Hedge fund operators responded in the classic textbook manner for a supply interruption expected to hit refineries rather than crude production by selling crude while buying fuels (tmsnrt.rs/2wALpRt).
Hedge funds and other money managers cut their net long position in futures and options contracts linked to Brent and WTI by 107 million barrels to 582 million barrels in the week to Aug. 29.
Almost all the reduction in positions came from WTI (which fell by 105 million barrels) rather than Brent (which were declined by just 1 million barrels) reflecting the specific disruption in the United States.
The one-week decline in net long positions in WTI was the largest on record, as fund managers prepared for a big drop in crude consumption due to the refinery closures in Texas.
But fund managers boosted their net long position in U.S. gasoline by 12 million barrels to 49 million barrels, anticipating an acute shortage of refined fuels.
Portfolio managers also raised their bullish net long position in U.S. heating oil by 10 million barrels to 30 million barrels, according to position data published by regulators and exchanges.
Overall position changes in the petroleum complex were slightly negative, with the net long position in the five major futures and options contracts cut by 84 million barrels to 661 million. Bearish selling of WTI exceeded bullish buying of gasoline and heating oil.
The impact of the hurricane and associated position changes on the flat prices of crude and fuels was fairly limited but the effect on calendar spreads was dramatic.
U.S. crude, which had been edging towards backwardation, swung to a large contango, anticipating a temporary oversupply of crude and inadequate refining capacity.
Price discounts for U.S. crude delivered in October compared with December widened to $1.33 per barrel on Aug. 31 from 26 cents on Aug. 21 (tmsnrt.rs/2vF881B).
By contrast, the gasoline market tightened sharply, with the October-December backwardation surging to 24 cents per gallon on Aug. 31 from 5 cents on Aug. 21 (tmsnrt.rs/2wAolCz).
The refinery disruptions should prove temporary so many of these position and price changes are likely to be reversed in the coming days.
The backwardation in gasoline is already narrowing as tankers head from Europe to bring relief fuel supplies and U.S. refineries embark on the complicated process of restarting.
And the large number of short positions in WTI is likely to put upward pressure on the price of short-dated U.S. crude futures as they are closed out.
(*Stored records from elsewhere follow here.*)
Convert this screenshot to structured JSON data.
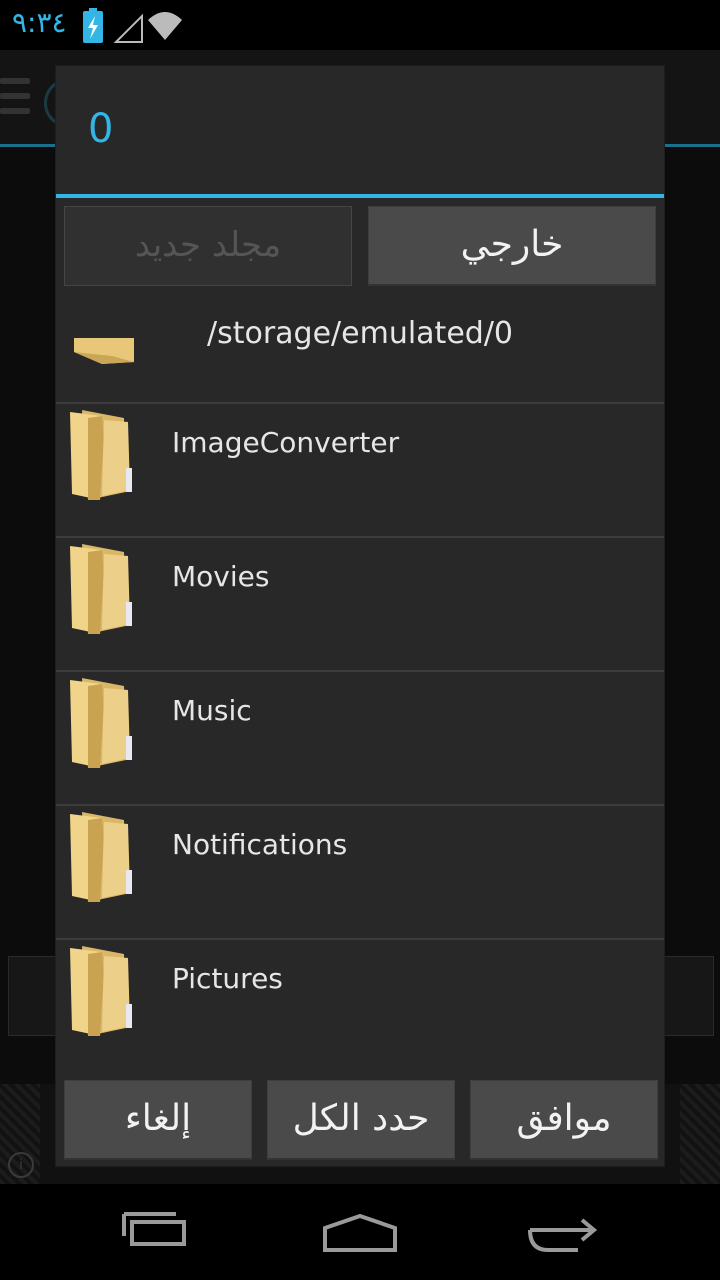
{
  "status_bar": {
    "time": "٩:٣٤",
    "icons": [
      "battery-charging-icon",
      "signal-empty-icon",
      "wifi-icon"
    ]
  },
  "dialog": {
    "title": "0",
    "buttons": {
      "external": "خارجي",
      "new_folder": "مجلد جديد"
    },
    "path": "/storage/emulated/0",
    "folders": [
      {
        "name": "ImageConverter"
      },
      {
        "name": "Movies"
      },
      {
        "name": "Music"
      },
      {
        "name": "Notifications"
      },
      {
        "name": "Pictures"
      }
    ],
    "footer": {
      "ok": "موافق",
      "select_all": "حدد الكل",
      "cancel": "إلغاء"
    }
  },
  "nav_bar": {
    "icons": [
      "recent-apps-icon",
      "home-icon",
      "back-icon"
    ]
  },
  "colors": {
    "accent": "#33b5e5",
    "dialog_bg": "#282828",
    "button_bg": "#4a4a4a",
    "folder": "#e8c878"
  }
}
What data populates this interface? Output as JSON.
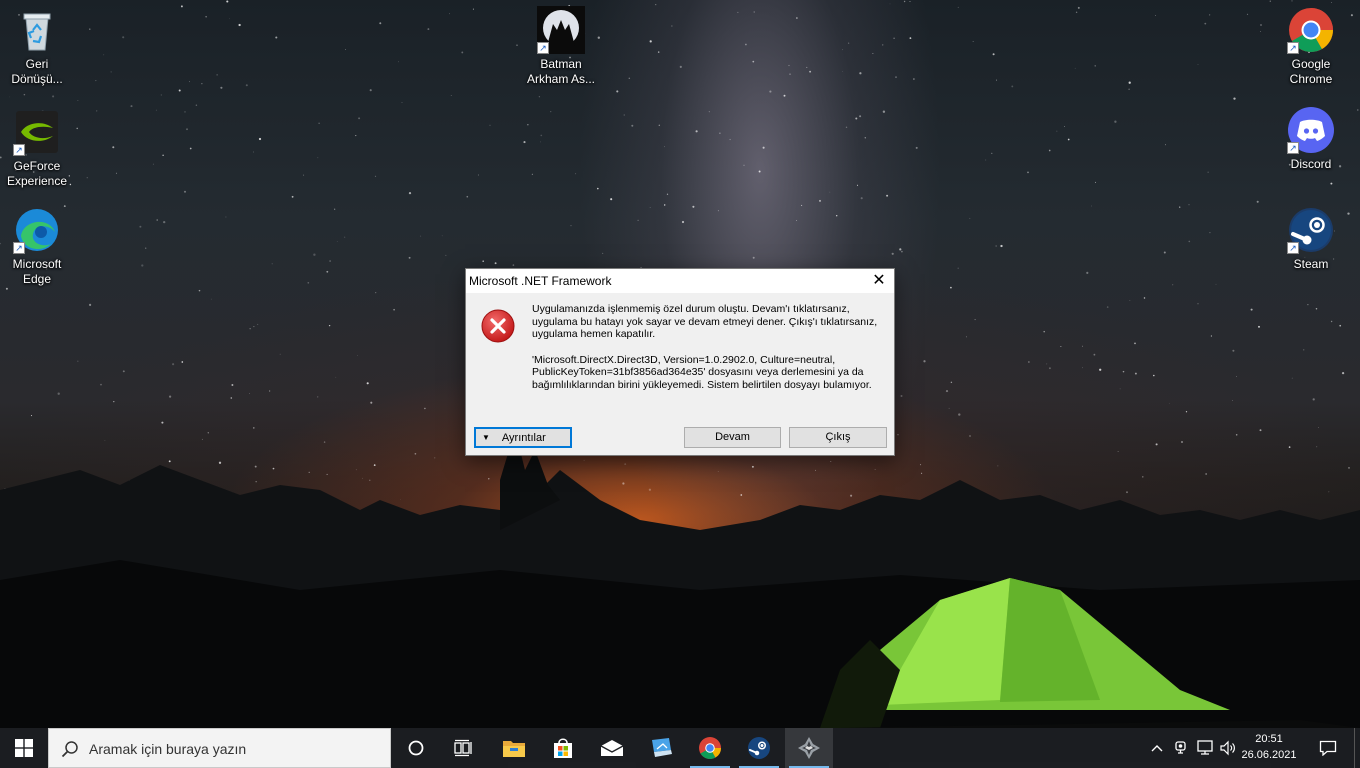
{
  "desktop": {
    "icons": [
      {
        "id": "recycle-bin",
        "label": "Geri\nDönüşü..."
      },
      {
        "id": "geforce",
        "label": "GeForce\nExperience"
      },
      {
        "id": "edge",
        "label": "Microsoft\nEdge"
      },
      {
        "id": "batman",
        "label": "Batman\nArkham As..."
      },
      {
        "id": "chrome",
        "label": "Google\nChrome"
      },
      {
        "id": "discord",
        "label": "Discord"
      },
      {
        "id": "steam",
        "label": "Steam"
      }
    ]
  },
  "dialog": {
    "title": "Microsoft .NET Framework",
    "close_symbol": "✕",
    "message_1": "Uygulamanızda işlenmemiş özel durum oluştu. Devam'ı tıklatırsanız, uygulama bu hatayı yok sayar ve devam etmeyi dener. Çıkış'ı tıklatırsanız, uygulama hemen kapatılır.",
    "message_2": "'Microsoft.DirectX.Direct3D, Version=1.0.2902.0, Culture=neutral, PublicKeyToken=31bf3856ad364e35' dosyasını veya derlemesini ya da bağımlılıklarından birini yükleyemedi. Sistem belirtilen dosyayı bulamıyor.",
    "details_label": "Ayrıntılar",
    "continue_label": "Devam",
    "quit_label": "Çıkış"
  },
  "taskbar": {
    "search_placeholder": "Aramak için buraya yazın",
    "clock_time": "20:51",
    "clock_date": "26.06.2021"
  },
  "colors": {
    "accent": "#0078d7",
    "error_red": "#d42020",
    "taskbar_bg": "#1c1e22",
    "dialog_bg": "#f0f0f0",
    "geforce_green": "#76b900",
    "discord_blurple": "#5865f2",
    "steam_blue": "#1b2838"
  },
  "icons": [
    "recycle-bin-icon",
    "geforce-icon",
    "edge-icon",
    "batman-icon",
    "chrome-icon",
    "discord-icon",
    "steam-icon",
    "error-icon",
    "close-icon",
    "windows-start-icon",
    "search-icon",
    "cortana-icon",
    "task-view-icon",
    "file-explorer-icon",
    "store-icon",
    "mail-icon",
    "network-app-icon",
    "chrome-taskbar-icon",
    "steam-taskbar-icon",
    "batman-taskbar-icon",
    "chevron-up-icon",
    "webcam-icon",
    "network-icon",
    "volume-icon",
    "notification-icon"
  ]
}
As a result, the discount to Brent is likely to narrow in the days ahead and the contango in nearby WTI futures is also likely to shrink.
John Kemp is a Reuters market analyst. The views expressed are his own